═══ PROVIDED INFORMATION ═══

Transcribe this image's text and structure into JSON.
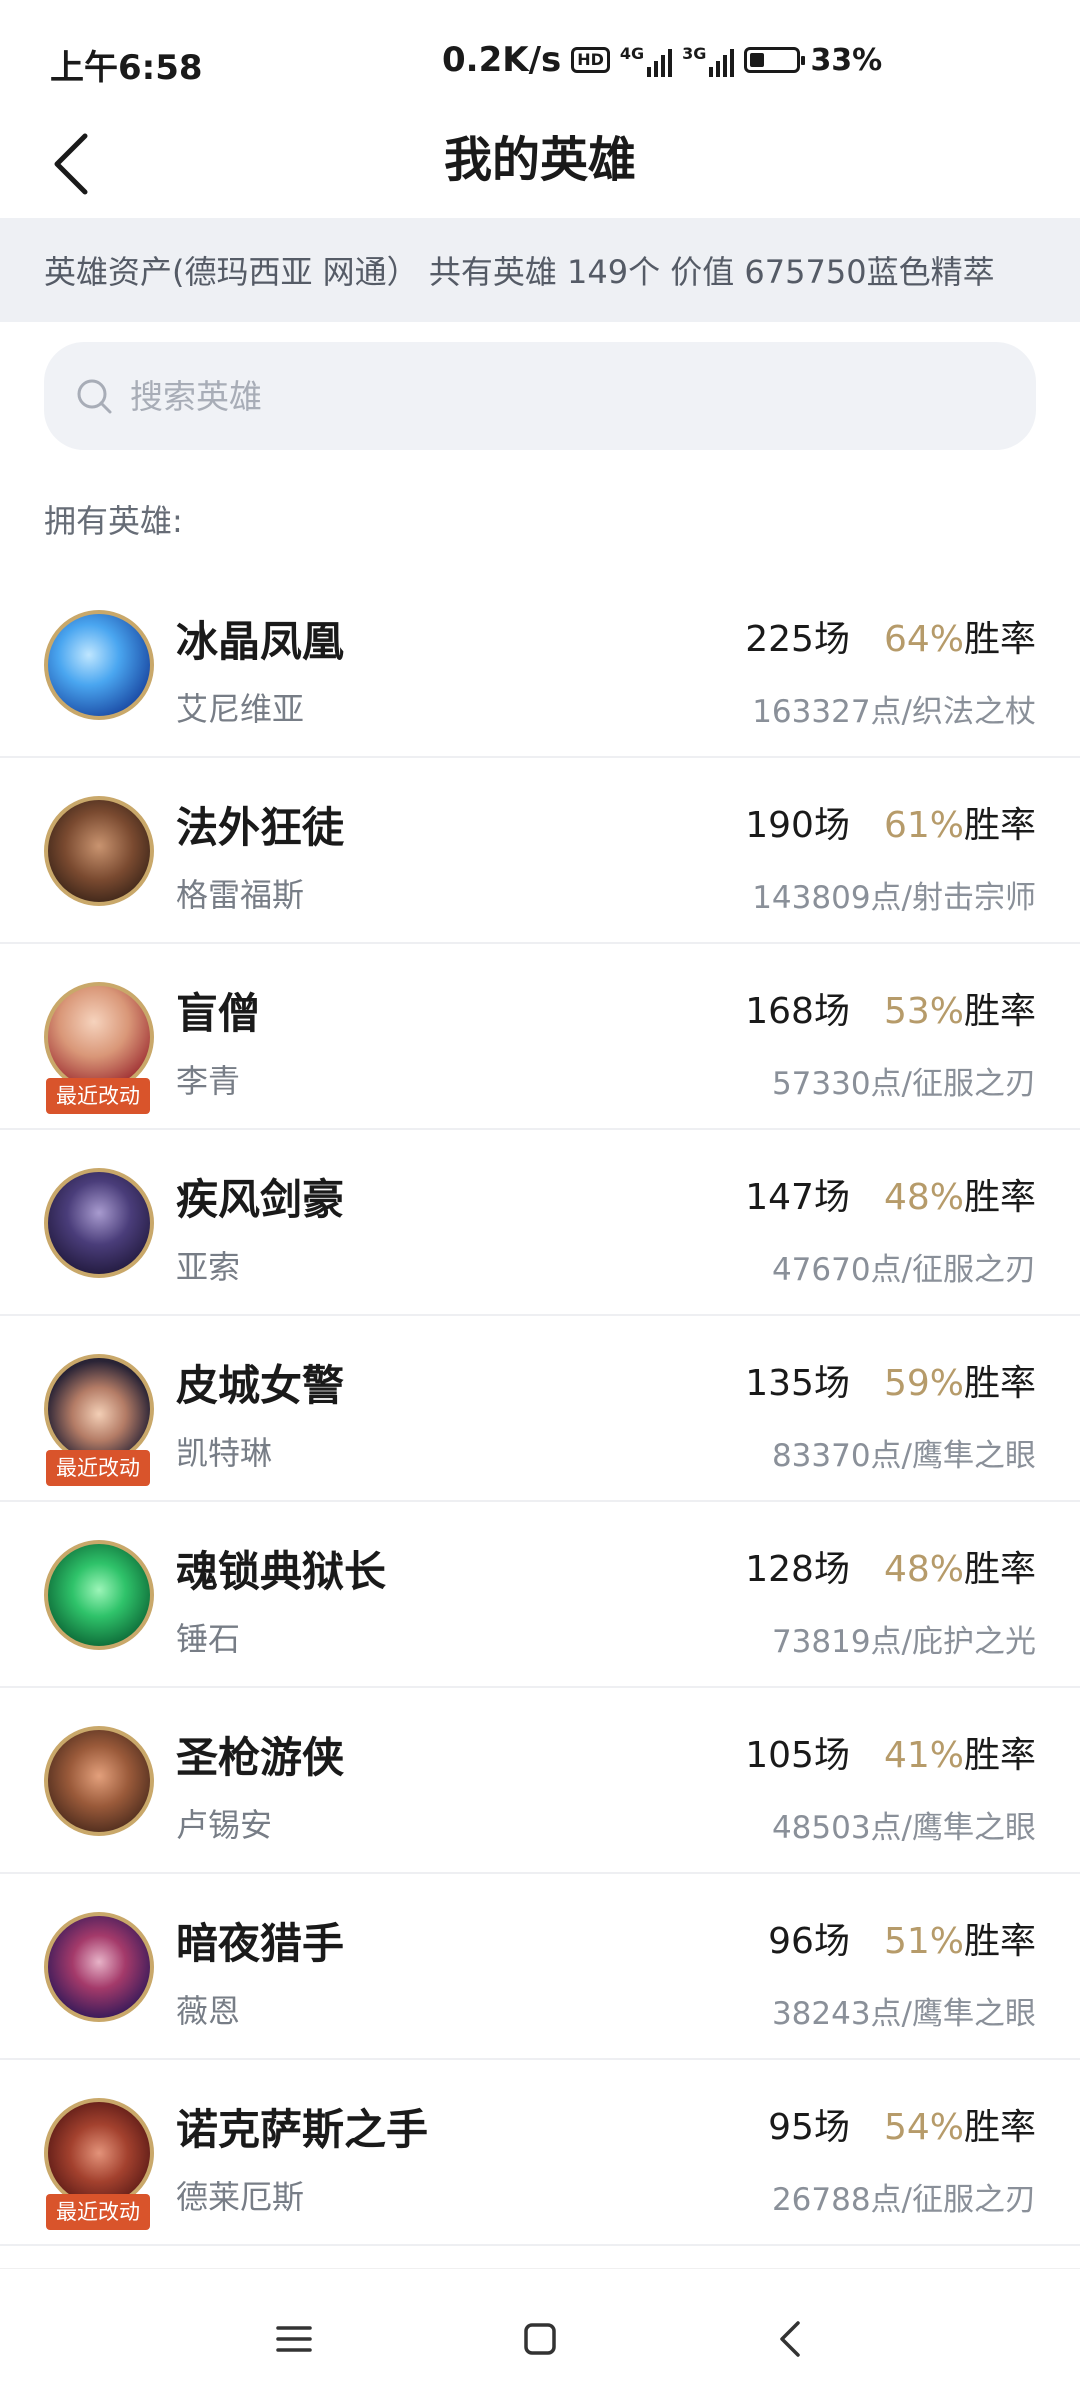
{
  "status_bar": {
    "time": "上午6:58",
    "speed": "0.2K/s",
    "hd": "HD",
    "net1": "4G",
    "net2": "3G",
    "battery": "33%"
  },
  "header": {
    "title": "我的英雄",
    "back_icon": "chevron-left-icon"
  },
  "banner": {
    "text": "英雄资产(德玛西亚 网通） 共有英雄 149个  价值 675750蓝色精萃"
  },
  "search": {
    "placeholder": "搜索英雄",
    "value": ""
  },
  "owned_label": "拥有英雄:",
  "colors": {
    "win_pct": "#b69b6a",
    "badge": "#d9542b",
    "avatar_border": "#c9a86a"
  },
  "heroes": [
    {
      "title": "冰晶凤凰",
      "name": "艾尼维亚",
      "games": "225场",
      "win_pct": "64%",
      "win_label": "胜率",
      "points": "163327点/织法之杖",
      "badge": ""
    },
    {
      "title": "法外狂徒",
      "name": "格雷福斯",
      "games": "190场",
      "win_pct": "61%",
      "win_label": "胜率",
      "points": "143809点/射击宗师",
      "badge": ""
    },
    {
      "title": "盲僧",
      "name": "李青",
      "games": "168场",
      "win_pct": "53%",
      "win_label": "胜率",
      "points": "57330点/征服之刃",
      "badge": "最近改动"
    },
    {
      "title": "疾风剑豪",
      "name": "亚索",
      "games": "147场",
      "win_pct": "48%",
      "win_label": "胜率",
      "points": "47670点/征服之刃",
      "badge": ""
    },
    {
      "title": "皮城女警",
      "name": "凯特琳",
      "games": "135场",
      "win_pct": "59%",
      "win_label": "胜率",
      "points": "83370点/鹰隼之眼",
      "badge": "最近改动"
    },
    {
      "title": "魂锁典狱长",
      "name": "锤石",
      "games": "128场",
      "win_pct": "48%",
      "win_label": "胜率",
      "points": "73819点/庇护之光",
      "badge": ""
    },
    {
      "title": "圣枪游侠",
      "name": "卢锡安",
      "games": "105场",
      "win_pct": "41%",
      "win_label": "胜率",
      "points": "48503点/鹰隼之眼",
      "badge": ""
    },
    {
      "title": "暗夜猎手",
      "name": "薇恩",
      "games": "96场",
      "win_pct": "51%",
      "win_label": "胜率",
      "points": "38243点/鹰隼之眼",
      "badge": ""
    },
    {
      "title": "诺克萨斯之手",
      "name": "德莱厄斯",
      "games": "95场",
      "win_pct": "54%",
      "win_label": "胜率",
      "points": "26788点/征服之刃",
      "badge": "最近改动"
    }
  ],
  "nav": {
    "menu_icon": "menu-icon",
    "home_icon": "home-square-icon",
    "back_icon": "back-triangle-icon"
  }
}
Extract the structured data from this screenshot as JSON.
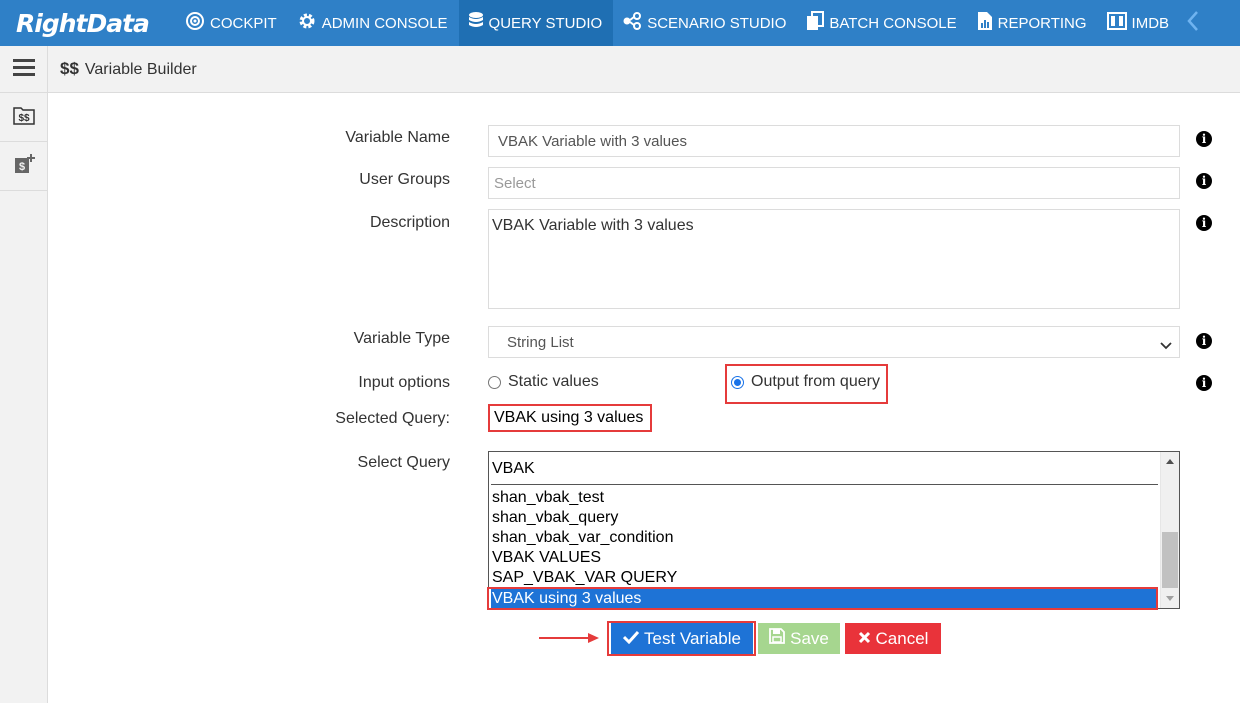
{
  "app": {
    "logo": "RightData"
  },
  "nav": {
    "items": [
      {
        "label": "COCKPIT",
        "icon": "cockpit-icon"
      },
      {
        "label": "ADMIN CONSOLE",
        "icon": "gear-icon"
      },
      {
        "label": "QUERY STUDIO",
        "icon": "database-icon",
        "active": true
      },
      {
        "label": "SCENARIO STUDIO",
        "icon": "scenario-icon"
      },
      {
        "label": "BATCH CONSOLE",
        "icon": "batch-icon"
      },
      {
        "label": "REPORTING",
        "icon": "report-icon"
      },
      {
        "label": "IMDB",
        "icon": "columns-icon"
      }
    ],
    "collapse_icon": "chevron-left-icon"
  },
  "subheader": {
    "icon_text": "$$",
    "title": "Variable Builder"
  },
  "sidebar": {
    "items": [
      {
        "icon": "variable-list-icon"
      },
      {
        "icon": "add-variable-icon"
      }
    ]
  },
  "form": {
    "variable_name": {
      "label": "Variable Name",
      "value": "VBAK Variable with 3 values"
    },
    "user_groups": {
      "label": "User Groups",
      "placeholder": "Select"
    },
    "description": {
      "label": "Description",
      "value": "VBAK Variable with 3 values"
    },
    "variable_type": {
      "label": "Variable Type",
      "value": "String List"
    },
    "input_options": {
      "label": "Input options",
      "options": [
        {
          "label": "Static values",
          "checked": false
        },
        {
          "label": "Output from query",
          "checked": true
        }
      ]
    },
    "selected_query": {
      "label": "Selected Query:",
      "value": "VBAK using 3 values"
    },
    "select_query": {
      "label": "Select Query",
      "search": "VBAK",
      "items": [
        "shan_vbak_test",
        "shan_vbak_query",
        "shan_vbak_var_condition",
        "VBAK VALUES",
        "SAP_VBAK_VAR QUERY",
        "VBAK using 3 values"
      ],
      "selected": "VBAK using 3 values"
    },
    "info_glyph": "i"
  },
  "buttons": {
    "test": "Test Variable",
    "save": "Save",
    "cancel": "Cancel"
  },
  "colors": {
    "nav_bg": "#2f80c7",
    "nav_active": "#1f6fb3",
    "primary_button": "#1e73d6",
    "save_button": "#a6d68f",
    "cancel_button": "#e9333a",
    "highlight": "#e53b3b"
  }
}
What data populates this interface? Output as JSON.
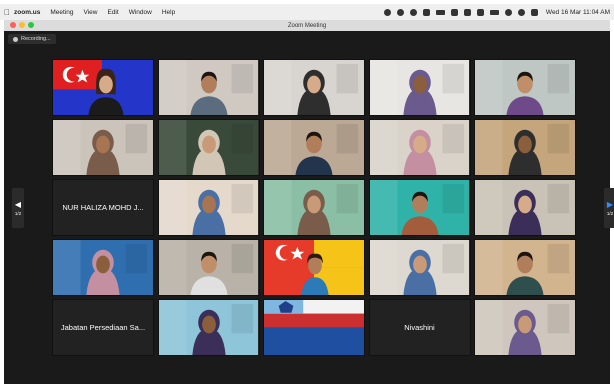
{
  "menubar": {
    "app_name": "zoom.us",
    "items": [
      "Meeting",
      "View",
      "Edit",
      "Window",
      "Help"
    ],
    "clock": "Wed 16 Mar 11:04 AM"
  },
  "window": {
    "title": "Zoom Meeting"
  },
  "recording": {
    "label": "Recording..."
  },
  "pagination": {
    "left": "1/2",
    "right": "1/2"
  },
  "tiles": [
    {
      "type": "flag-terengganu-video"
    },
    {
      "type": "video",
      "bg": "#cfc9c2"
    },
    {
      "type": "video",
      "bg": "#d8d4cf"
    },
    {
      "type": "video",
      "bg": "#e8e6e3"
    },
    {
      "type": "video",
      "bg": "#bfc7c4"
    },
    {
      "type": "video",
      "bg": "#cbc4bb"
    },
    {
      "type": "video",
      "bg": "#3a4a3a"
    },
    {
      "type": "video",
      "bg": "#bba995"
    },
    {
      "type": "video",
      "bg": "#d9d3ca"
    },
    {
      "type": "video",
      "bg": "#c4a57c"
    },
    {
      "type": "name",
      "name": "NUR HALIZA MOHD J..."
    },
    {
      "type": "video",
      "bg": "#e5d9cc"
    },
    {
      "type": "video",
      "bg": "#8bbfa5"
    },
    {
      "type": "video",
      "bg": "#2fb3a8"
    },
    {
      "type": "video",
      "bg": "#c9c2b6"
    },
    {
      "type": "video",
      "bg": "#2f6fb0"
    },
    {
      "type": "video",
      "bg": "#b8b2a8"
    },
    {
      "type": "flag-selangor-video"
    },
    {
      "type": "video",
      "bg": "#ddd8d0"
    },
    {
      "type": "video",
      "bg": "#d2b48f"
    },
    {
      "type": "name",
      "name": "Jabatan Persediaan Sa..."
    },
    {
      "type": "video",
      "bg": "#8ec5d9"
    },
    {
      "type": "flag-sabah"
    },
    {
      "type": "name",
      "name": "Nivashini"
    },
    {
      "type": "video",
      "bg": "#cfc7bd"
    }
  ],
  "colors": {
    "zoom_blue": "#2d8cff",
    "active_speaker": "#f4d03f",
    "meeting_bg": "#1a1a1a"
  }
}
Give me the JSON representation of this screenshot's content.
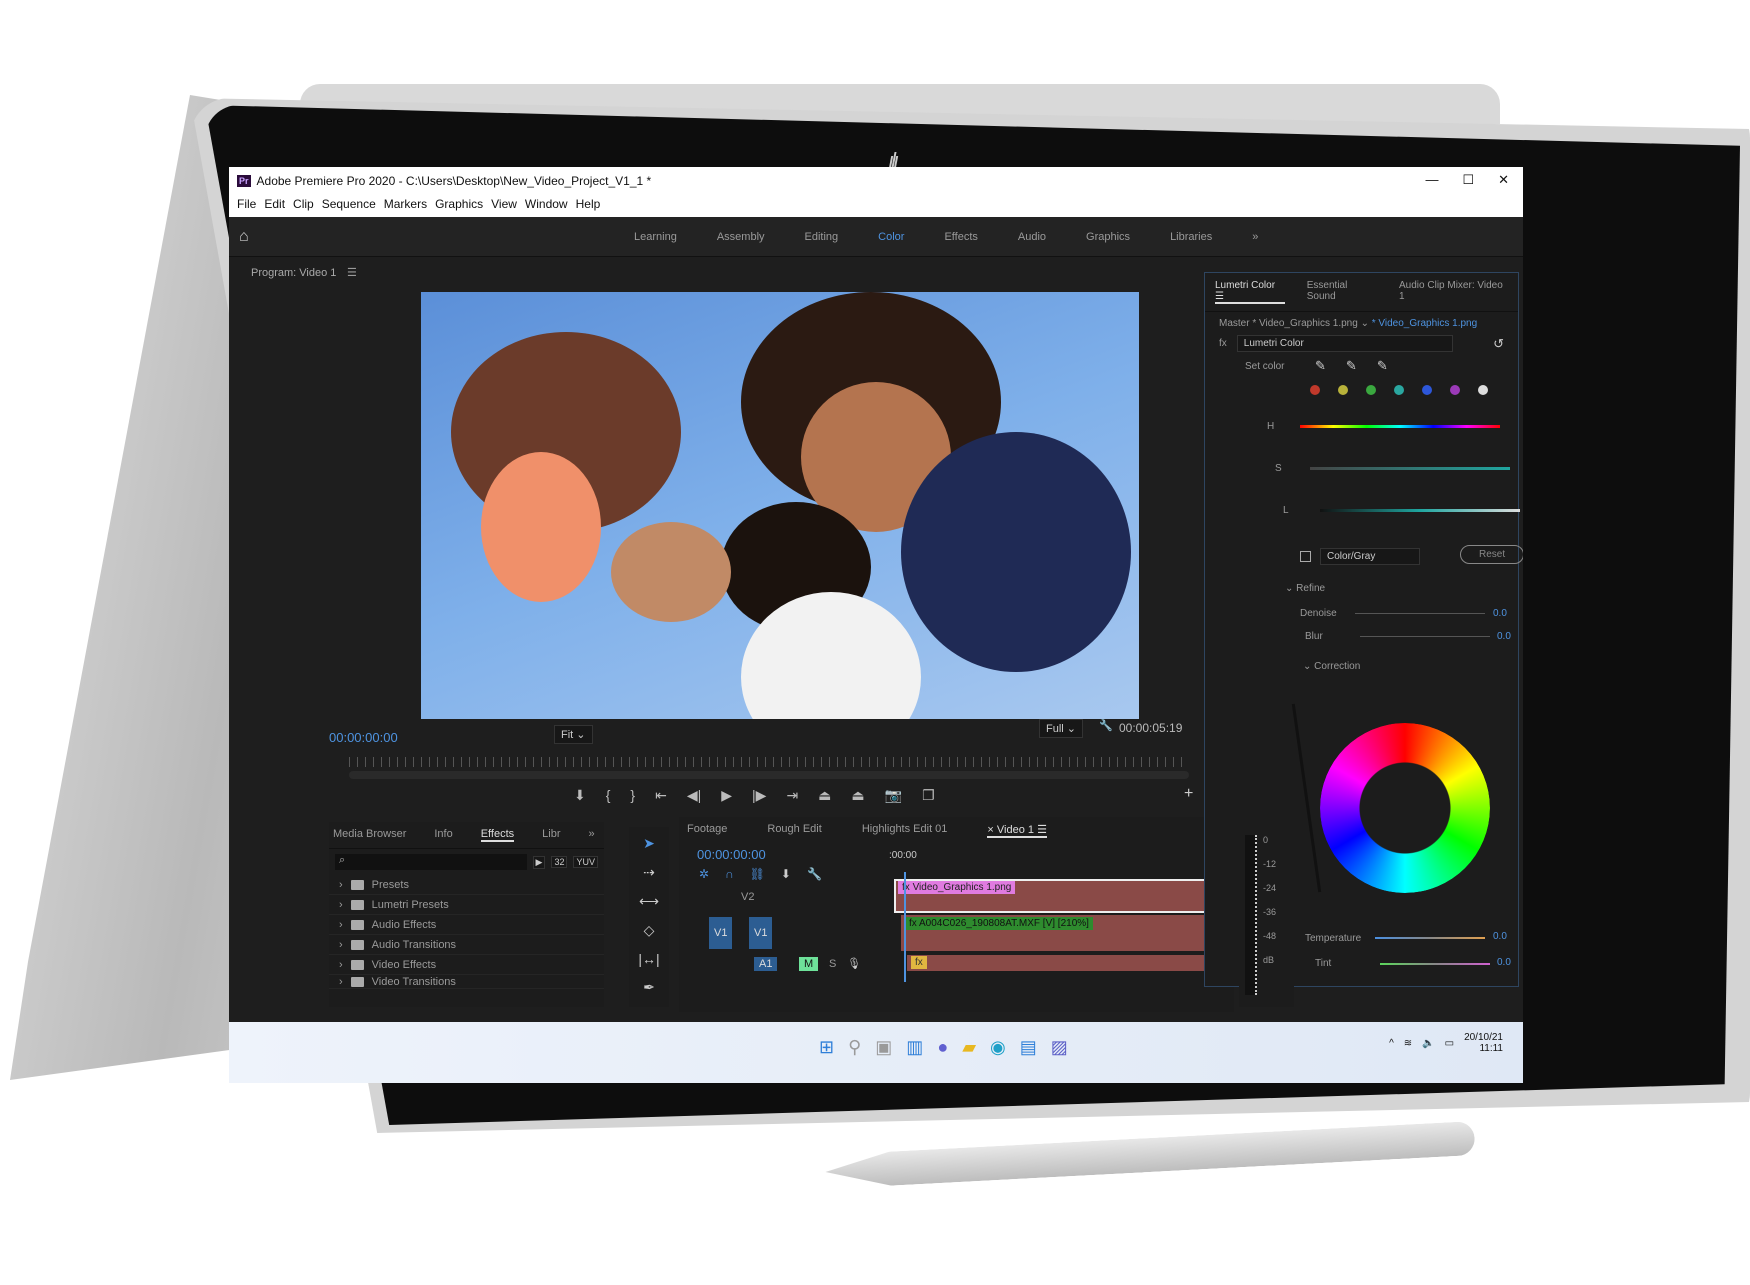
{
  "window": {
    "title": "Adobe Premiere Pro 2020 - C:\\Users\\Desktop\\New_Video_Project_V1_1 *",
    "app_badge": "Pr",
    "controls": [
      "—",
      "☐",
      "✕"
    ]
  },
  "menu": [
    "File",
    "Edit",
    "Clip",
    "Sequence",
    "Markers",
    "Graphics",
    "View",
    "Window",
    "Help"
  ],
  "workspaces": {
    "items": [
      "Learning",
      "Assembly",
      "Editing",
      "Color",
      "Effects",
      "Audio",
      "Graphics",
      "Libraries"
    ],
    "active": "Color",
    "more": "»"
  },
  "program": {
    "label": "Program: Video 1",
    "timecode": "00:00:00:00",
    "fit": "Fit",
    "quality": "Full",
    "duration": "00:00:05:19"
  },
  "project_panel": {
    "tabs": [
      "Media Browser",
      "Info",
      "Effects",
      "Libr"
    ],
    "active": "Effects",
    "more": "»",
    "search_placeholder": "",
    "items": [
      "Presets",
      "Lumetri Presets",
      "Audio Effects",
      "Audio Transitions",
      "Video Effects",
      "Video Transitions"
    ],
    "badges": [
      "▶",
      "32",
      "YUV"
    ]
  },
  "timeline": {
    "tabs": [
      "Footage",
      "Rough Edit",
      "Highlights Edit 01",
      "Video 1"
    ],
    "active": "Video 1",
    "timecode": "00:00:00:00",
    "ruler_start": ":00:00",
    "tracks": {
      "v2": "V2",
      "v1": "V1",
      "a1": "A1",
      "m": "M",
      "s": "S"
    },
    "clips": [
      "Video_Graphics 1.png",
      "A004C026_190808AT.MXF [V] [210%]"
    ],
    "fx": "fx"
  },
  "meter": {
    "labels": [
      "0",
      "-12",
      "-24",
      "-36",
      "-48",
      "dB"
    ]
  },
  "lumetri": {
    "tabs": [
      "Lumetri Color",
      "Essential Sound",
      "Audio Clip Mixer: Video 1"
    ],
    "active": "Lumetri Color",
    "master": "Master * Video_Graphics 1.png",
    "clip": "* Video_Graphics 1.png",
    "effect": "Lumetri Color",
    "fx": "fx",
    "set_color": "Set color",
    "swatches": [
      "#c0392b",
      "#b8b23a",
      "#3aa83f",
      "#2aa7a0",
      "#2d57d9",
      "#9b3ab8",
      "#dddddd"
    ],
    "hsl": [
      "H",
      "S",
      "L"
    ],
    "mode": "Color/Gray",
    "reset": "Reset",
    "refine": "Refine",
    "denoise": {
      "label": "Denoise",
      "value": "0.0"
    },
    "blur": {
      "label": "Blur",
      "value": "0.0"
    },
    "correction": "Correction",
    "temperature": {
      "label": "Temperature",
      "value": "0.0"
    },
    "tint": {
      "label": "Tint",
      "value": "0.0"
    }
  },
  "taskbar": {
    "icons": [
      "windows-icon",
      "search-icon",
      "task-view-icon",
      "widgets-icon",
      "chat-icon",
      "explorer-icon",
      "edge-icon",
      "store-icon",
      "teams-icon"
    ],
    "date": "20/10/21",
    "time": "11:11"
  },
  "brand": "hp",
  "colors": {
    "accent": "#4e93e0",
    "clip": "#8a4a47",
    "v2clip": "#e07be0",
    "v1clip": "#2e8b2e"
  }
}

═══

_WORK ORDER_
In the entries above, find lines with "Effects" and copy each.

_EXERCISE RESULT_
      "Effects",
      "Effects",
    "active": "Effects",
      "Audio Effects",
      "Video Effects",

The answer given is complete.